What I remember most about spring and summer was all the time I had for unstructured and unsupervised free play. During those hours, my brother and I figured stuff out for ourselves, whether it was practising a sport on our own, biking or playing under a favourite tree.
In retrospect I see how this was an extremely empowering, creative and important thing for us. We were able to do a lot of growing up during this “down time”.
Could we have done those things and learned the lessons we learned if our mom was watching from 20 feet away, eyeballing us and yelling “careful!” every few minutes?
We know kids need time to themselves to make mistakes without adults coaching and correcting them. Yet living in the city today, it doesn’t feel right to just send them out the door. It’s hard not to worry about their safety. Consequently, today’s kids don’t experience the freedom in play that we had.
Maybe this is why little kids are so drawn to the Max and Ruby cartoon characters. With the parents only ever seen in a photograph hanging on the wall, those little bunnies (who are 7 and 3 years old, for the record) are basically on their own.
Their independence is thrilling and a little nerve-wracking. Just when it appears they’re over their heads, in swoops Grandma, a non-judgmental but steady adult, ready to alleviate the burden of too much responsibility.
That’s great for Max and Ruby and their parents clearly save a lot of money in childcare. In real life, my husband and I struggle to strike that balance between giving our kids some autonomy and keeping them safe.
But we can see they are starting to want to spread their wings more. So my goal for this summer is to loosen the reins a little. I’m going to do my best to give them more solo time and space without compromising our concerns for their security and safety.
The plan is to start by identifying small opportunities for outdoor independence. Don’t ask me what these will be but I’ll have my eyes open and will be looking out for them.
No, they won’t be allowed to travel the same radius from home that we did in the seventies. However, I’m hoping we can give them enough space and freedom that they can develop confidence and skills without us pulling a Max and Ruby-like parental vanishing act.

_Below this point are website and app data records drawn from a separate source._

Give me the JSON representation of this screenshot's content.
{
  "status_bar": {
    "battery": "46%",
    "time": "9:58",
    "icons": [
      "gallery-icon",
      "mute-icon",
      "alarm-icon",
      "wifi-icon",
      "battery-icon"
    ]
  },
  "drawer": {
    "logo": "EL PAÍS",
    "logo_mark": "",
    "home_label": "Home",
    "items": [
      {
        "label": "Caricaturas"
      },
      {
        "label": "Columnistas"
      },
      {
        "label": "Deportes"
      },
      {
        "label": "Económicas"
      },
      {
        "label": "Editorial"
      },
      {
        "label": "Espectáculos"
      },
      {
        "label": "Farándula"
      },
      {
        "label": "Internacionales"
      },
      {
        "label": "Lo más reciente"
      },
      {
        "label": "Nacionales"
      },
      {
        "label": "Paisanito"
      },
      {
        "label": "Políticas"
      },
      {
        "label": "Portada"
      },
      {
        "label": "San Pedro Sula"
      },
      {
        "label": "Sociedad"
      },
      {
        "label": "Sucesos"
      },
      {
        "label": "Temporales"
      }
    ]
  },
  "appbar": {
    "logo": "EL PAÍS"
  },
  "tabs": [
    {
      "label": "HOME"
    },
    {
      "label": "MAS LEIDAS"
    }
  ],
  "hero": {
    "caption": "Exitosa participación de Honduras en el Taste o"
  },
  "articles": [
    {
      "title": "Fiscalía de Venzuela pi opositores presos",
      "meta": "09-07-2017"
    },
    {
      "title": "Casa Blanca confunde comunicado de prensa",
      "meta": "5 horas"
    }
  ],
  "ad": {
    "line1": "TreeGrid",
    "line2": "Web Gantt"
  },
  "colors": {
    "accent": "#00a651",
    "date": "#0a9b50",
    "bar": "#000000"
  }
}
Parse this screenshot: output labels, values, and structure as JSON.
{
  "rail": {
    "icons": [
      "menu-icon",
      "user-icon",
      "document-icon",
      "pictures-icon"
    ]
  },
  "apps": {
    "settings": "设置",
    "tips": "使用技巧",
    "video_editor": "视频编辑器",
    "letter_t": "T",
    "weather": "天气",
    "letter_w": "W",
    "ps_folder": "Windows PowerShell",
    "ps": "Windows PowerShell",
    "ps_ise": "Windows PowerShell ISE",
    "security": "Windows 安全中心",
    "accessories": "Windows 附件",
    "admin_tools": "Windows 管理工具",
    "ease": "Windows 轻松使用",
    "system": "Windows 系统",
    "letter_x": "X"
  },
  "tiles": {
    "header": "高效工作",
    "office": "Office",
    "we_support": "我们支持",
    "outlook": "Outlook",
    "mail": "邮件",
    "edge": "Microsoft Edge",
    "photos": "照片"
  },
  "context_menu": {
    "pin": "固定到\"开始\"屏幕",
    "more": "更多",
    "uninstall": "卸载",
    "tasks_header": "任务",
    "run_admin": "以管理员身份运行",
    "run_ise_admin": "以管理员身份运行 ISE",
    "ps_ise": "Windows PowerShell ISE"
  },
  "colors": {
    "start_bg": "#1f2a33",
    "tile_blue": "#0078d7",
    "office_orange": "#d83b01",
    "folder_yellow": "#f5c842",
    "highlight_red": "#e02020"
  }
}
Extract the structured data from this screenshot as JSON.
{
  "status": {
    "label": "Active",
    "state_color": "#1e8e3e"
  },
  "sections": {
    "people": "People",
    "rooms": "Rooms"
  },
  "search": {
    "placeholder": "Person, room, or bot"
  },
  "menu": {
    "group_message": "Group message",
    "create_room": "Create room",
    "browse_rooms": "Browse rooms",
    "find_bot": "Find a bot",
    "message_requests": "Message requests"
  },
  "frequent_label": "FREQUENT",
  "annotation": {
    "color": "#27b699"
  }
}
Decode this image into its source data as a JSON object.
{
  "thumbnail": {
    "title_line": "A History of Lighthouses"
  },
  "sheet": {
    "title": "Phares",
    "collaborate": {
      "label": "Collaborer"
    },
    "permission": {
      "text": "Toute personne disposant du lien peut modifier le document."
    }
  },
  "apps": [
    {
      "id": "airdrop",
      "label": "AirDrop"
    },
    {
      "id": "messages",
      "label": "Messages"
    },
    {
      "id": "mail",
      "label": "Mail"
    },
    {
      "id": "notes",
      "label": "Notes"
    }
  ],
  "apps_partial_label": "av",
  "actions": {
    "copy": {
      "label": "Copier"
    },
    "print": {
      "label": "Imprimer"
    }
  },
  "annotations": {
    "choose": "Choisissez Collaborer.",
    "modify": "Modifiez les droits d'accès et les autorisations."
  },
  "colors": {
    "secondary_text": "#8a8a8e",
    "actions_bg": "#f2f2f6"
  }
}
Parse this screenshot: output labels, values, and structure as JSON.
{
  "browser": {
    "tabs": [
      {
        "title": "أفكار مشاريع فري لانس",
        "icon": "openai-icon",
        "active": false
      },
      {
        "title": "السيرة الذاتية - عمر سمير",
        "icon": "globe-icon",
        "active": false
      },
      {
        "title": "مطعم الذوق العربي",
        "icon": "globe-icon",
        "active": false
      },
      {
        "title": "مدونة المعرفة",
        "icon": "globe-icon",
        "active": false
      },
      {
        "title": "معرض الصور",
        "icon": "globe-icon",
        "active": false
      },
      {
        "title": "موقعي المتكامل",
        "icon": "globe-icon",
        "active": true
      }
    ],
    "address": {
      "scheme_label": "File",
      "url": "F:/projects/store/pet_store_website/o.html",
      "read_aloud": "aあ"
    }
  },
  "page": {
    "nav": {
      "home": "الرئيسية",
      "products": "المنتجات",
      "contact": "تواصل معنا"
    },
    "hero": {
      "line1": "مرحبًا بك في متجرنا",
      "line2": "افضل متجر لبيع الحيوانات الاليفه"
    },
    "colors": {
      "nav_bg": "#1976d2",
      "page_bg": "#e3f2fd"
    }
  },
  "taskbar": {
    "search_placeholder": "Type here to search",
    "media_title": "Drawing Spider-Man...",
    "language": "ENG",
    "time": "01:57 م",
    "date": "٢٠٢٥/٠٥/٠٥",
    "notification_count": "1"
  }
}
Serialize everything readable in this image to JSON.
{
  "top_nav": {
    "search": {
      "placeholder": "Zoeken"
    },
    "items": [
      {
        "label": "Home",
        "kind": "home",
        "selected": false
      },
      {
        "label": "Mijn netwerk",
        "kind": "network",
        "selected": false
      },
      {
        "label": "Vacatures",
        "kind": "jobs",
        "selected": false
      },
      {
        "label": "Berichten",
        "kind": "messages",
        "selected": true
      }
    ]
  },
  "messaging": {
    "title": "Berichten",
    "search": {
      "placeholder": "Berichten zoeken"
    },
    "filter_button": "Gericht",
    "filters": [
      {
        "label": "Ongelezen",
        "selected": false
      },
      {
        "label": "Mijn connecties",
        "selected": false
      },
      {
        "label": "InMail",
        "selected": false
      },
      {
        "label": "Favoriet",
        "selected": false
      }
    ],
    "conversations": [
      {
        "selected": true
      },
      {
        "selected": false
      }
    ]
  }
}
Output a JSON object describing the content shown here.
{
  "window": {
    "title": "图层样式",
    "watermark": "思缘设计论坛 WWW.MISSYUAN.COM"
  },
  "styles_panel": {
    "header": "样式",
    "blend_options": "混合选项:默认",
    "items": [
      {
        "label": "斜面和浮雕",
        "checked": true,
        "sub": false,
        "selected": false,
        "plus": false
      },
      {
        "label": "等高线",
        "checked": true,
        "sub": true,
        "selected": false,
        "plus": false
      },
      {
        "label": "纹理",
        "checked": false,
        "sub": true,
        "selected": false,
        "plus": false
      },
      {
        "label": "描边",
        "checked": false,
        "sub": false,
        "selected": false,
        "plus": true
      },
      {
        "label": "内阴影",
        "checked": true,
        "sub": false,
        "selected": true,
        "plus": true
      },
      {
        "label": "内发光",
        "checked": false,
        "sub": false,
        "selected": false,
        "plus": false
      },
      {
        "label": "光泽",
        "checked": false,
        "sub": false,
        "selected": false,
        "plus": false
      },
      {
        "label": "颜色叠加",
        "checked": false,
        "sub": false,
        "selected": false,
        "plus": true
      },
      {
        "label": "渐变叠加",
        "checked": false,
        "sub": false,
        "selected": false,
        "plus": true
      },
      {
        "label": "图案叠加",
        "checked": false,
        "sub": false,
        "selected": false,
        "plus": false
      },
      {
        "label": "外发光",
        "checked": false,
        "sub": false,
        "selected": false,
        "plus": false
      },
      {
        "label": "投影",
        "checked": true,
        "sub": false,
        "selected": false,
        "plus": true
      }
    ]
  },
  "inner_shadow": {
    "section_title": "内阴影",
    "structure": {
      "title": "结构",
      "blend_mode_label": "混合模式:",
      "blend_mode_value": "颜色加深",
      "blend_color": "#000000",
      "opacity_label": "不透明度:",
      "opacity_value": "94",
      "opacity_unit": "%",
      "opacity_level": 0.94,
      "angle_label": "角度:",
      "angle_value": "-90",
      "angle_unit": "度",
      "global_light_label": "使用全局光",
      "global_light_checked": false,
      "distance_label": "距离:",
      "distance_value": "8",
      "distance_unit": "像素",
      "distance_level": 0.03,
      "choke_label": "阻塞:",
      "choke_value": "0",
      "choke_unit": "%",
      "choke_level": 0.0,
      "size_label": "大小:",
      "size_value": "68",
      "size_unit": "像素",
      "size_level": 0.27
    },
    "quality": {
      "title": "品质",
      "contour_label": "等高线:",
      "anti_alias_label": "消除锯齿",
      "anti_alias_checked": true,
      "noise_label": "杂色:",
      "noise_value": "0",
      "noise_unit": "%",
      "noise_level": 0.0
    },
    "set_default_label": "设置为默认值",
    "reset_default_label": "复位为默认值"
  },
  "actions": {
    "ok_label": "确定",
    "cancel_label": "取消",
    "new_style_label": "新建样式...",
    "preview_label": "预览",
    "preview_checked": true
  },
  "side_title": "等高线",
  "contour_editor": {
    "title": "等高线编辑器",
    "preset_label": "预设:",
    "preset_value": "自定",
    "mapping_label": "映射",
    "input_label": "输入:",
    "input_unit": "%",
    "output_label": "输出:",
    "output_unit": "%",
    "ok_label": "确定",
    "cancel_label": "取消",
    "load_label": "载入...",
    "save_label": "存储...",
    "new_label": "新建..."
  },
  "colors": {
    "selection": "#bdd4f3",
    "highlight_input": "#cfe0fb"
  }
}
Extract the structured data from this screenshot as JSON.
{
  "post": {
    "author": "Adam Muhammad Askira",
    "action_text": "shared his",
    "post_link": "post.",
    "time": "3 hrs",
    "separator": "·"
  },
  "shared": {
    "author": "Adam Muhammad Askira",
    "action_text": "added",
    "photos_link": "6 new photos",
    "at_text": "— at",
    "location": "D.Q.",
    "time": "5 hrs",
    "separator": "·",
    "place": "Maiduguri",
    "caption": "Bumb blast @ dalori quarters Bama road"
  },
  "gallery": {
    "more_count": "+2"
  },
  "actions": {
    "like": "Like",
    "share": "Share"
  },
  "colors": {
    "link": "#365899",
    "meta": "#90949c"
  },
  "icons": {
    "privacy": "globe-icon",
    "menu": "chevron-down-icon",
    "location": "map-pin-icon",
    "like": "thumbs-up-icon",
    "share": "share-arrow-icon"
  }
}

How much unsupervised space and freedom do you think kids should be given in city spaces? What are the limits? The dangers? The payoffs?